TASK STATEMENT :: Work out how many lines of the data hold the string "caption", and reply with that number alone.

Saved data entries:

• • • • •

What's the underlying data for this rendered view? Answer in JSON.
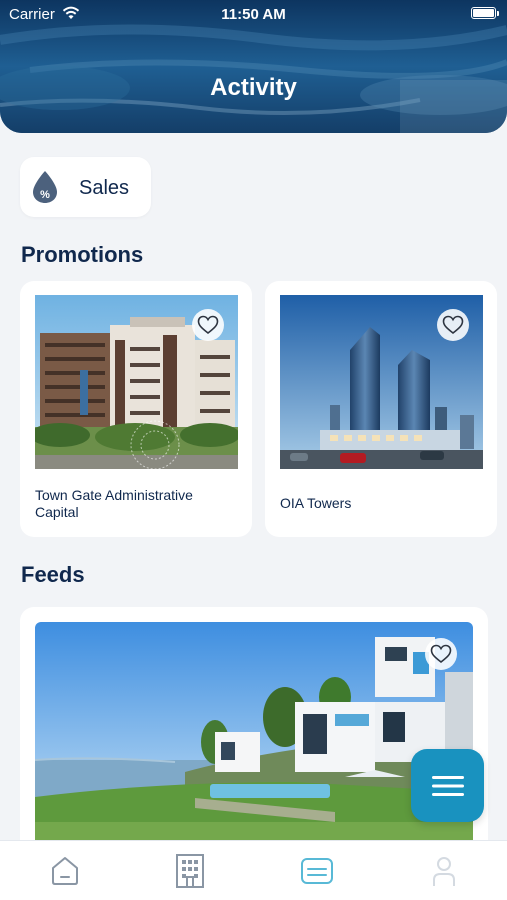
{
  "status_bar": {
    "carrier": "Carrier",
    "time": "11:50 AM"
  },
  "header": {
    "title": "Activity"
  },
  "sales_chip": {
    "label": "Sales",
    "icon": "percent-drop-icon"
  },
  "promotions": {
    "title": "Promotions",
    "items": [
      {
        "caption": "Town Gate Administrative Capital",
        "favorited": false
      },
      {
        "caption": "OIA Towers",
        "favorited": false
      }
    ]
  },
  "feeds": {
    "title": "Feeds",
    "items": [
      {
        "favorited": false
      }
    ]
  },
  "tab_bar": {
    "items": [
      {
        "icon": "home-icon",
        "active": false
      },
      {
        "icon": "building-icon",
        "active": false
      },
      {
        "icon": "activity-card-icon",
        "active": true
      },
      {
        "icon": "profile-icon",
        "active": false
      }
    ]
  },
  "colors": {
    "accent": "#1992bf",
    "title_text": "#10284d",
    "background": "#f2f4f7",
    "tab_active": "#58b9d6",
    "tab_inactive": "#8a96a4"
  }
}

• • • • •

RESULT OF THE TASK :: 2